Giving voice to a new generation of lesbian, trans and gender non-conforming people taking on the challenges of parenthood, Swelling with Pride is a collection of creative non-fiction that highlights the issues and experiences of queer parenting and the varied paths to conception. Check out some reflections from the contributors in this this special All Lit Up piece for a sneak peek. 

 

Lyric Sexology Vol 1 by Trish Salah (Metonymy Press)

In poetic sequence, Trish Salah inspires creative thought about the languages in which trans sexuality or transgender has been previously interpreted. In our Poetry Grrrowl interview series Trish writes that the collection “explores different archives in which gender variance and trans possibility has been written, like historical sexology, or feminist science fiction of the 1970s and 80s.”

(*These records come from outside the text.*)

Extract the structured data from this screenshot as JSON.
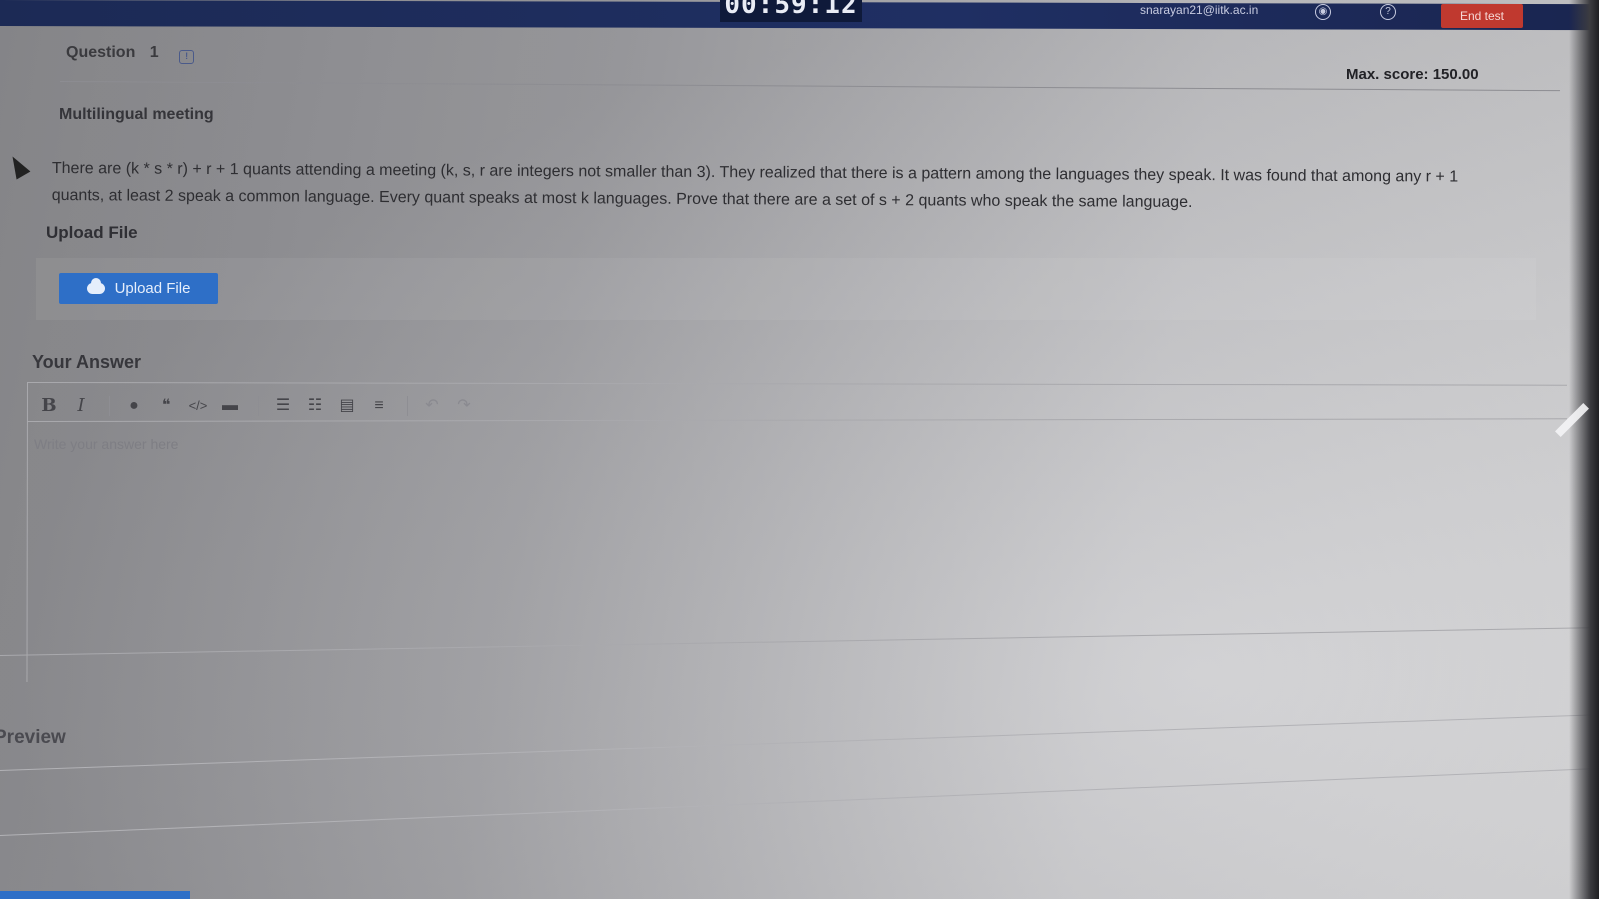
{
  "topbar": {
    "timer": "00:59:12",
    "user_email": "snarayan21@iitk.ac.in",
    "end_test_label": "End test"
  },
  "question": {
    "label": "Question",
    "number": "1",
    "max_score": "Max. score: 150.00",
    "title": "Multilingual meeting",
    "text": "There are (k * s * r) + r + 1 quants attending a meeting (k, s, r are integers not smaller than 3). They realized that there is a pattern among the languages they speak. It was found that among any r + 1 quants, at least 2 speak a common language. Every quant speaks at most k languages. Prove that there are a set of s + 2 quants who speak the same language."
  },
  "upload": {
    "section_label": "Upload File",
    "button_label": "Upload File"
  },
  "answer": {
    "section_label": "Your Answer",
    "placeholder": "Write your answer here"
  },
  "preview": {
    "label": "Preview"
  },
  "toolbar_icons": [
    "bold-icon",
    "italic-icon",
    "image-icon",
    "quote-icon",
    "code-icon",
    "code-block-icon",
    "ordered-list-icon",
    "unordered-list-icon",
    "indent-icon",
    "outdent-icon",
    "undo-icon",
    "redo-icon"
  ],
  "colors": {
    "topbar": "#1c2a55",
    "end_test": "#c0392f",
    "upload_button": "#2e6fc7"
  }
}
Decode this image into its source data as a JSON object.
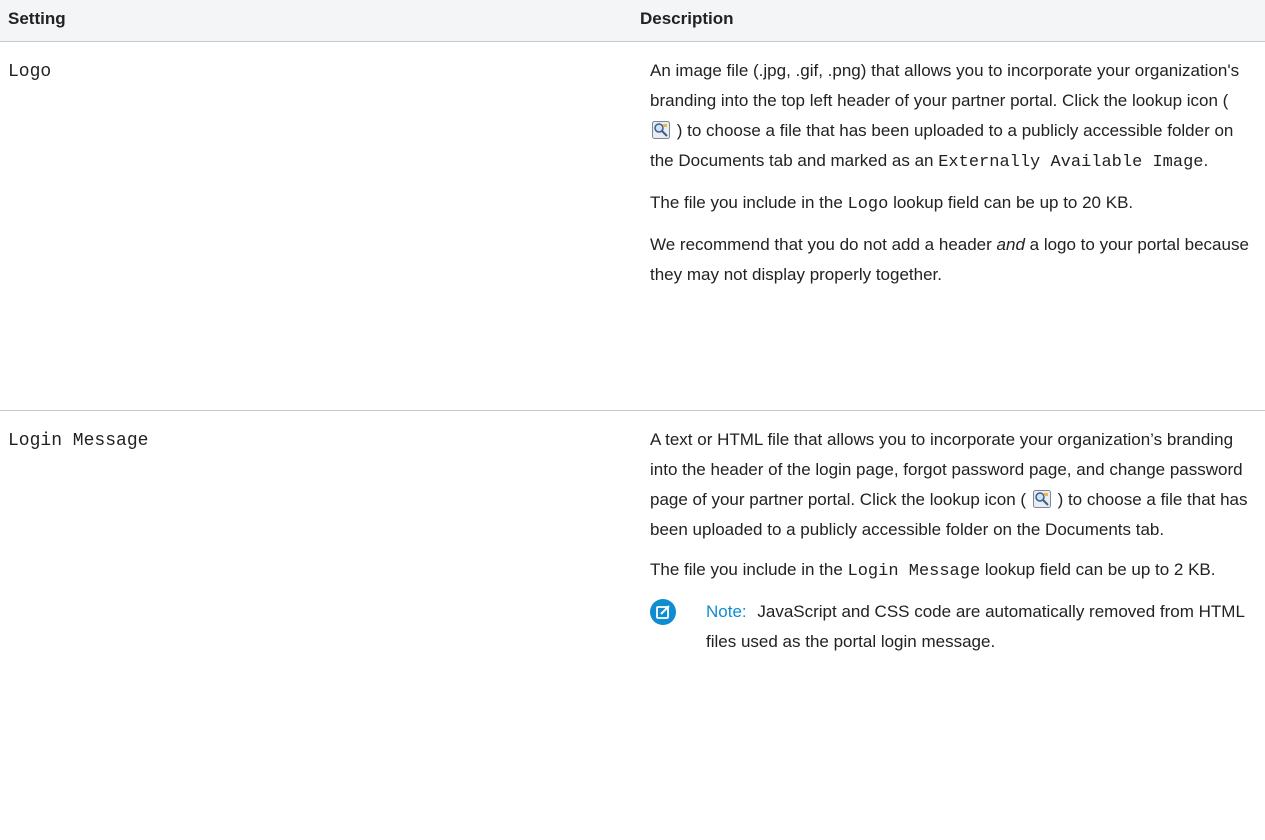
{
  "columns": {
    "setting": "Setting",
    "description": "Description"
  },
  "rows": [
    {
      "setting": "Logo",
      "p1_a": "An image file (.jpg, .gif, .png) that allows you to incorporate your organization's branding into the top left header of your partner portal. Click the lookup icon (",
      "p1_b": ") to choose a file that has been uploaded to a publicly accessible folder on the Documents tab and marked as an",
      "p1_code": "Externally Available Image",
      "p1_c": ".",
      "p2_a": "The file you include in the",
      "p2_code": "Logo",
      "p2_b": "lookup field can be up to 20 KB.",
      "p3_a": "We recommend that you do not add a header",
      "p3_em": "and",
      "p3_b": "a logo to your portal because they may not display properly together."
    },
    {
      "setting": "Login Message",
      "p1_a": "A text or HTML file that allows you to incorporate your organization’s branding into the header of the login page, forgot password page, and change password page of your partner portal. Click the lookup icon (",
      "p1_b": ") to choose a file that has been uploaded to a publicly accessible folder on the Documents tab.",
      "p2_a": "The file you include in the",
      "p2_code": "Login Message",
      "p2_b": "lookup field can be up to 2 KB.",
      "note_label": "Note:",
      "note_text": "JavaScript and CSS code are automatically removed from HTML files used as the portal login message."
    }
  ],
  "colors": {
    "note_accent": "#0f8dd0",
    "divider": "#c9cacc",
    "header_bg": "#f4f5f6"
  },
  "icons": {
    "lookup": "lookup-icon",
    "note": "note-edit-icon"
  }
}
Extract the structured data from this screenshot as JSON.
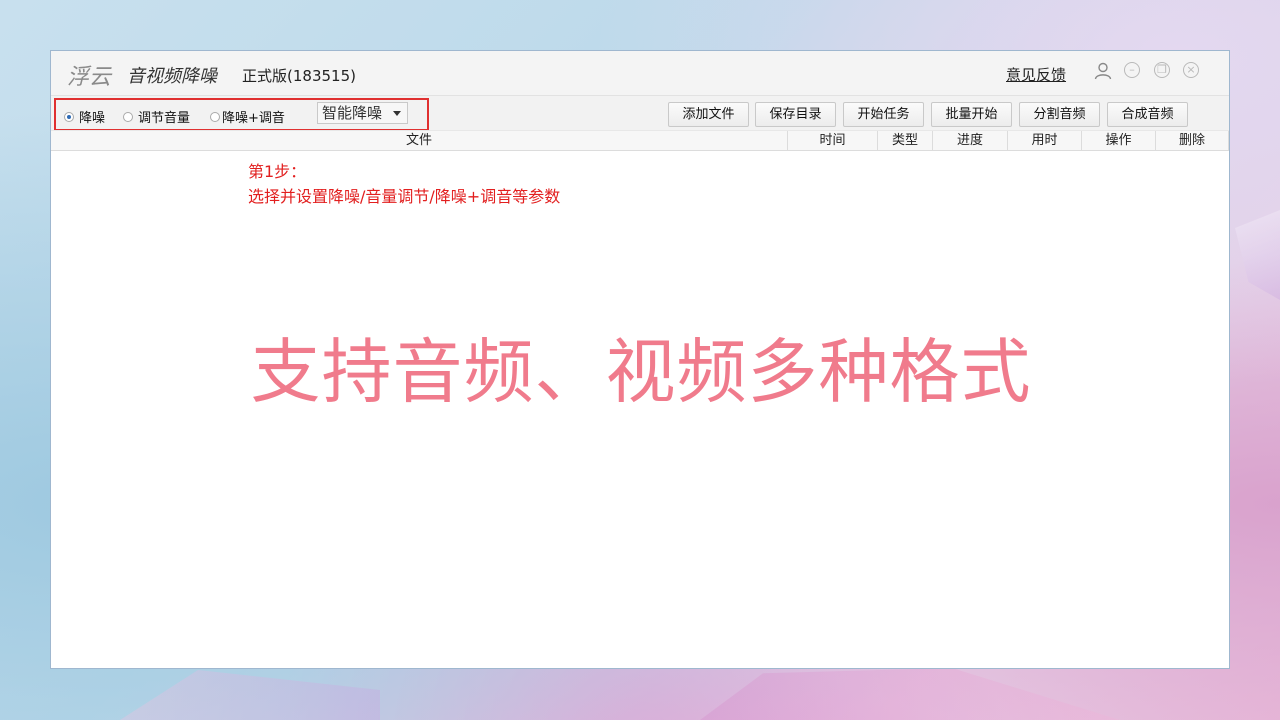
{
  "app": {
    "logo": "浮云",
    "name": "音视频降噪",
    "version": "正式版(183515)",
    "feedback_label": "意见反馈"
  },
  "window_controls": [
    "user-icon",
    "minimize-icon",
    "maximize-icon",
    "close-icon"
  ],
  "options": {
    "radios": [
      {
        "label": "降噪",
        "selected": true
      },
      {
        "label": "调节音量",
        "selected": false
      },
      {
        "label": "降噪+调音",
        "selected": false
      }
    ],
    "mode_select": "智能降噪"
  },
  "toolbar": {
    "add_file": "添加文件",
    "save_dir": "保存目录",
    "start_task": "开始任务",
    "batch_start": "批量开始",
    "split_audio": "分割音频",
    "merge_audio": "合成音频"
  },
  "table": {
    "columns": [
      "文件",
      "时间",
      "类型",
      "进度",
      "用时",
      "操作",
      "删除"
    ],
    "rows": []
  },
  "annotation": {
    "step_title": "第1步：",
    "step_text": "选择并设置降噪/音量调节/降噪+调音等参数"
  },
  "banner": "支持音频、视频多种格式",
  "colors": {
    "annotation_red": "#e21f1f",
    "banner_pink": "#f07b8c",
    "radio_selected": "#2f6bb5"
  }
}
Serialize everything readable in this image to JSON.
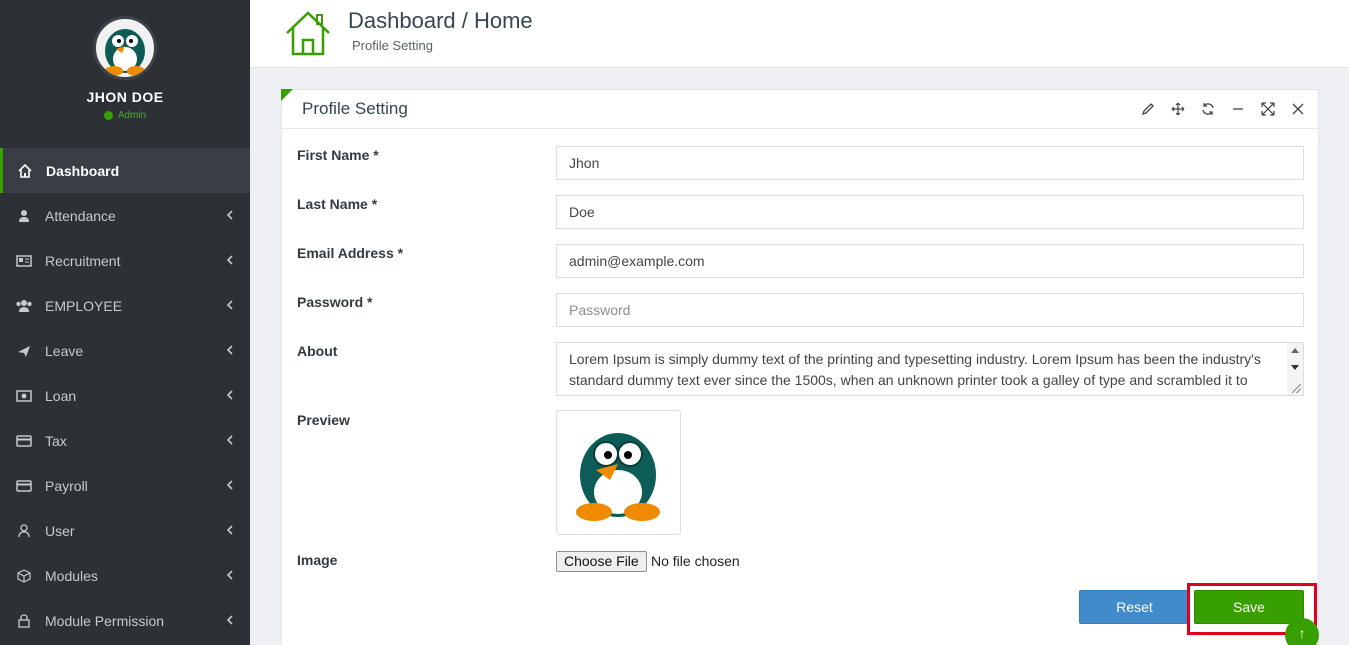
{
  "user": {
    "name": "JHON DOE",
    "role": "Admin"
  },
  "menu": [
    {
      "label": "Dashboard",
      "icon": "home-icon",
      "active": true
    },
    {
      "label": "Attendance",
      "icon": "user-icon"
    },
    {
      "label": "Recruitment",
      "icon": "newspaper-icon"
    },
    {
      "label": "EMPLOYEE",
      "icon": "users-icon"
    },
    {
      "label": "Leave",
      "icon": "plane-icon"
    },
    {
      "label": "Loan",
      "icon": "money-icon"
    },
    {
      "label": "Tax",
      "icon": "card-icon"
    },
    {
      "label": "Payroll",
      "icon": "card-icon"
    },
    {
      "label": "User",
      "icon": "user-outline-icon"
    },
    {
      "label": "Modules",
      "icon": "cube-icon"
    },
    {
      "label": "Module Permission",
      "icon": "lock-icon"
    }
  ],
  "header": {
    "title": "Dashboard / Home",
    "subtitle": "Profile Setting"
  },
  "panel": {
    "title": "Profile Setting"
  },
  "form": {
    "first_name": {
      "label": "First Name *",
      "value": "Jhon"
    },
    "last_name": {
      "label": "Last Name *",
      "value": "Doe"
    },
    "email": {
      "label": "Email Address *",
      "value": "admin@example.com"
    },
    "password": {
      "label": "Password *",
      "placeholder": "Password"
    },
    "about": {
      "label": "About",
      "value": "Lorem Ipsum is simply dummy text of the printing and typesetting industry. Lorem Ipsum has been the industry's standard dummy text ever since the 1500s, when an unknown printer took a galley of type and scrambled it to make a type specimen book. It has survived not only five centuries, but also the leap into"
    },
    "preview": {
      "label": "Preview"
    },
    "image": {
      "label": "Image",
      "button": "Choose File",
      "status": "No file chosen"
    }
  },
  "buttons": {
    "reset": "Reset",
    "save": "Save"
  },
  "float_badge": "↑",
  "colors": {
    "sidebar": "#2d3035",
    "accent": "#37a000",
    "reset": "#428bca",
    "highlight": "#e0001b"
  }
}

Queer Returns by Rinaldo Walcott (Insomniac Press)

In a series of essays, Queer Returns questions what it means to exist in a multicultural society, what part diaspora plays in identity and culture, and how the intersection of black and queer complicate the politics of multiculturalism and queerness. 

Meat & Boneby Kat Verhoeven (Conundrum Press)

Kat Verhoeven’s brand new graphic novel, Meat & Bone is being called a “queer slice-of-life drama,” making this one of our must-reads. Set in a shared home in Toronto, the story centres on a group of friends navigating polyamory, body image issues, friendship, and what makes a healthy life.